Gardner took glass plate negatives that were to be created and developed in place while they were still wet. Considering the primitive technology, it took photos at a breakneck pace that day and may have run out of glass plates. The next morning, September 21, at 10 a.m., he was able to use the military telegraph to send brief news of his accomplishment to the Washington Gallery along with an urgent request “as soon as possible”: “Send a drink. four by ten. You have 45 battle negatives.
Gardner used the four-by-ten-inch plates in his stereoscopic camera. The 20 photos of Antietam’s dead were taken in stereo. The negatives produced stereo views offering a 3D photographic viewing experience, the closest thing to American Civil War video. “The mind makes its way into the depths of the image,” wrote essayist Oliver Wendell Holmes, an enthusiastic collector of stereographs and co-inventor of the first practical handheld viewer.
Photos testify to the horrors of war
Back in Washington, Gardner and his team made prints from the negatives and mounted them on stereo sight cards and single-image “Album Gallery Cards”. Each image had a label on the back with a title or caption and a number. Brady’s first Civil War photographs, including images from Antietam, are among the earliest numbered collectible cards in history, arriving on the American scene decades before baseball cards.
Brady and others sent copies of their latest stereo views to Holmes because he wrote about the photograph in The Atlantic monthly. But for Holmes, the stereo images of Antietam’s dead were all too real. “Whoever wants to know what war is, look at this series of illustrations,” he wrote in the July 1863 issue..
Holmes’ son, future Supreme Court Associate Justice Oliver Wendell Holmes Jr., had been shot in the neck and seriously injured in the battle. Holmes immediately traveled to Maryland to search for his son and toured the battlefield on September 21 before eventually finding him in Harrisburg, Pennsylvania.
Gardner’s photos, Holmes writes, “testified” to the “terrifying reality” of what he himself had seen: it was almost like visiting the battlefield to contemplate these sights, when all the emotions aroused by the real sight of the sordid scene, strewn with rags and wreckage, came back to us, and we buried them in the recesses of our study as we would have buried the mutilated remains of the dead which they represented too vividly.
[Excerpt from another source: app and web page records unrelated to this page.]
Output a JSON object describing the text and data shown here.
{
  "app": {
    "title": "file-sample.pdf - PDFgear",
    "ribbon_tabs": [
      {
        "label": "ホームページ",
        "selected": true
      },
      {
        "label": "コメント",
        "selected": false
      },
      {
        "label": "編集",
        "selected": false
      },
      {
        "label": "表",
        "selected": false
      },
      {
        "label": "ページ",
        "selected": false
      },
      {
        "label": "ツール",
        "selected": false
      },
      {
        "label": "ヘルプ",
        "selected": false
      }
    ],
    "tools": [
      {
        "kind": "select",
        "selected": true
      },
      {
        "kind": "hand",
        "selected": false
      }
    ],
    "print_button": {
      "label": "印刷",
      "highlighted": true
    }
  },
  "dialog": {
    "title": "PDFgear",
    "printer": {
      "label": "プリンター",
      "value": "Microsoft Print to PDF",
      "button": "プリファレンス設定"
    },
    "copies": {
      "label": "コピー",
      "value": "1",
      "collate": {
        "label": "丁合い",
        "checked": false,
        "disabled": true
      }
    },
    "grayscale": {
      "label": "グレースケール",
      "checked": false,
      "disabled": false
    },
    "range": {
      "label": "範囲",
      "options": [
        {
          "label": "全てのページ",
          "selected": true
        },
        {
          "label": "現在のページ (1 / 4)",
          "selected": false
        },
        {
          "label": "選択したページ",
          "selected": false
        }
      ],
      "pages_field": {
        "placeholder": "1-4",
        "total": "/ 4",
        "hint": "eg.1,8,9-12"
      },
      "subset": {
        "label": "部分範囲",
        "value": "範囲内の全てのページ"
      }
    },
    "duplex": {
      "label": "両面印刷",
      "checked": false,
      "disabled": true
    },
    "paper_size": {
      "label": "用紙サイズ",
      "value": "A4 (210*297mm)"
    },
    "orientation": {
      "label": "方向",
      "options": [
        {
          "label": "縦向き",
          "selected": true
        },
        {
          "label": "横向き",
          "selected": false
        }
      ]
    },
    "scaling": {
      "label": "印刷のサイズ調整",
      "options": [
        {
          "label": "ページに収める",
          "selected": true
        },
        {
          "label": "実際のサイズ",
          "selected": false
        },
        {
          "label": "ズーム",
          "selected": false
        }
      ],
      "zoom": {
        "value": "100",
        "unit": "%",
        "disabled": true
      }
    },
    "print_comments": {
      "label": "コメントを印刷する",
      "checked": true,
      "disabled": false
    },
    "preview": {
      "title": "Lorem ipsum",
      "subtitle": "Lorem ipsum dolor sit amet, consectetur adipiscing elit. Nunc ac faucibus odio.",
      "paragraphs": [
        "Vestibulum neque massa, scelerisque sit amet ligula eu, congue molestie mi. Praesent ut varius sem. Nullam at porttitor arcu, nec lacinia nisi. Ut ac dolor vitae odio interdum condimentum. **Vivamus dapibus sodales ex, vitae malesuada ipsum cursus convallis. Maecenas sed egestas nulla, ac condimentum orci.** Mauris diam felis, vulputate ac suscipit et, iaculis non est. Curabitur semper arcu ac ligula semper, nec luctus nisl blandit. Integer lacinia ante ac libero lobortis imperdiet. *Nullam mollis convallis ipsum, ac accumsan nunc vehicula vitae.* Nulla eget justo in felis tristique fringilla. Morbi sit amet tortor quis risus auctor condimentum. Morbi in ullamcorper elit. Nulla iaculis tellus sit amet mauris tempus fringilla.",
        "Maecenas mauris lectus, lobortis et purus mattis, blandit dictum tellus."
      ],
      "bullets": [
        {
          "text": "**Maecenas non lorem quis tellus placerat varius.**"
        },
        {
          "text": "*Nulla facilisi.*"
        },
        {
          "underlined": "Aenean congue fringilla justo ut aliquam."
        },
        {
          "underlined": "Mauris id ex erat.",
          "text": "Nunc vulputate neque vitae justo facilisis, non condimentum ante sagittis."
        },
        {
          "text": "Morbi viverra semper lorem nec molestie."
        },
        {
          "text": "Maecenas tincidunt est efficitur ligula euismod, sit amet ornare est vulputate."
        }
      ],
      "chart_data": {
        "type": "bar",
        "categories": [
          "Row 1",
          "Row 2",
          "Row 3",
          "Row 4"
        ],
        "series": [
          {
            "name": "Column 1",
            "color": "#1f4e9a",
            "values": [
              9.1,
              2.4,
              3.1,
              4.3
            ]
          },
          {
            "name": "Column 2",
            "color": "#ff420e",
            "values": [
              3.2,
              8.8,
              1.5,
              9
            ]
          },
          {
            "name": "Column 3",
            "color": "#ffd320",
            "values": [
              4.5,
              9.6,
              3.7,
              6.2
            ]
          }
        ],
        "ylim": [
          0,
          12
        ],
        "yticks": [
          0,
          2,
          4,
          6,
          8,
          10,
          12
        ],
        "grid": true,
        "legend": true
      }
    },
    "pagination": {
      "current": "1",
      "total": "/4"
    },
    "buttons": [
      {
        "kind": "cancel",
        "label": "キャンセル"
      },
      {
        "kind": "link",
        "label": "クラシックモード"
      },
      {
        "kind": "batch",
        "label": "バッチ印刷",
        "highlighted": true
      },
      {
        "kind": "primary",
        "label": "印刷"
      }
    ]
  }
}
Civil War photos sold well
Gardner and Brady knew they were capturing history with their cameras, but the main reason they took pictures of the battlefield was because they knew they would sell. And sell they did. Civil War photos and stereo views sold well during and after the war. Their popularity is evidenced by the dozens of original views available today on online auction sites or at antique photography dealers.
Brady’s stereograms and Album Gallery Cards cost 50 cents each during the war. That’s $ 10.67 in 2020 dollars, which puts them in the same general price range as a CD today. Views of the war were more expensive than panoramic stereograms of, say, Niagara Falls or the Hudson River Valley, which sold for 25 cents apiece.
There is no evidence that Antietam’s photos turned people against the war, as TV coverage of the Vietnam War helps Americans stand up against this conflict. Yet the photos shocked, fascinated and saddened those who saw them. And to this day, they reign among the most graphic images of American war casualties ever released.